STANDARD 7: PURPOSEFUL ACTIVITY All prisoners are encouraged to use their time in prison constructively. Positive family and community relationships are maintained. Prisoners are consulted in planning the activities offered.

STANDARD 8: TRANSITIONS FROM CUSTODY TO LIFE IN THE COMMUNITY Prisoners are prepared for their successful return to the community.

STANDARD 9: EQUALITY, DIGNITY AND RESPECT The prison employs fair processes whilst ensuring it meets the needs of all prisoners irrespective of age, disability, gender reassignment, marriage and civil partnership, pregnancy and maternity, race, religion and belief, sex and sexual orientation.

STANDARD 10: ORGANISATIONAL EFFECTIVENESS The prison’s priorities are consistent with the achievement of these standards and are clearly communicated to all staff. There is a shared commitment by all people working in the prison to co-operate constructively to deliver these priorities.

Read the full publication here: Standards for Inspecting and Monitoring Prisons in Scotland | 10 March 2015

Automatic Early Release

HLS have raised concerns regarding the evidential basis for proposed changes to the practice of automatic early release. The assumption upon which the proposal is founded seems to be that increasing the proportion of the sentence spent in custody would result in reduced recidivism - a point which is not supported by evidence and, furthermore, risks increasingly the punitive character of the penal system, tipping it away from the aims of rehabilitation; particularly as the increased prison sentence may be at the expense of post-release community supervision. Further, the proposed changes could potentially have a profoundly negative impact on imprisonment rates, overall cost of SPS and yet make little adjustment to the transparency of early release processes. Quite simply, what exactly is being proposed remains unclear, but speaks of a desire for increased use of imprisonment in Scotland, despite the Scottish Government's desire to reduce imprisonment.

Read more:

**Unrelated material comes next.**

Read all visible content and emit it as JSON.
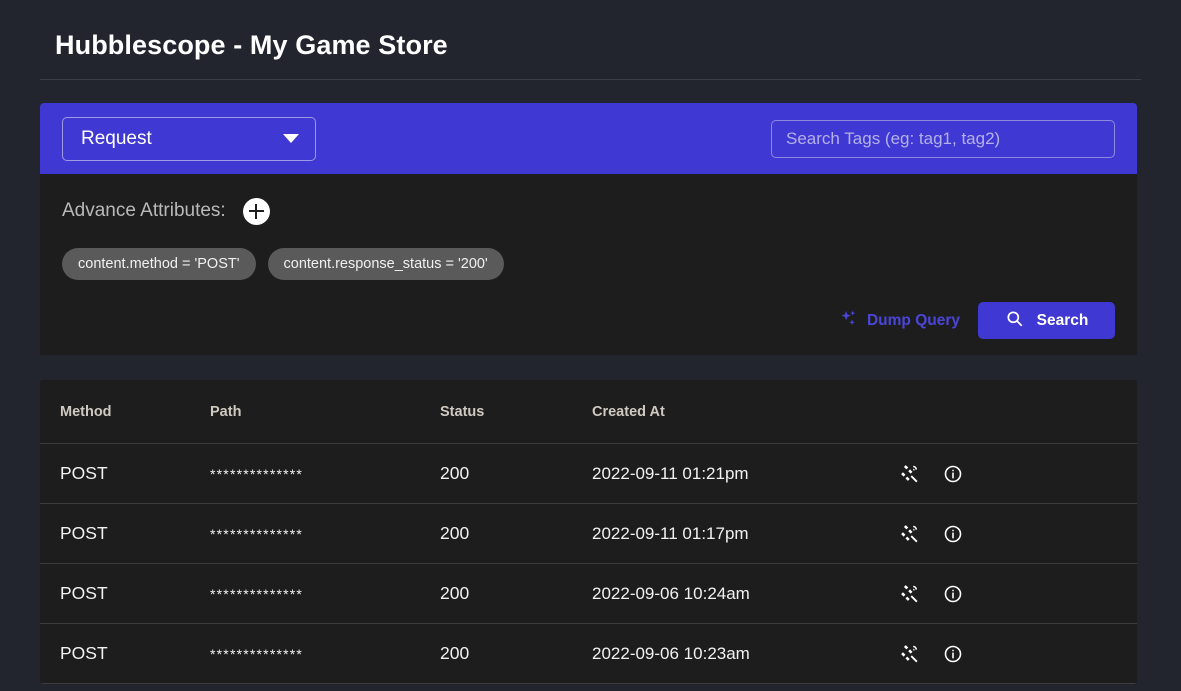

Justice Committee | Offcial Report | Evidence Session |Automatic Early Release | February 2015
Justice Committee | Offcial Report | Evidence Session |Automatic Early Release | March 2015
Expensive and Immoral: The Case for Sentencing Reform | Open Society

Pages

Archive

2015

2014

2012

2006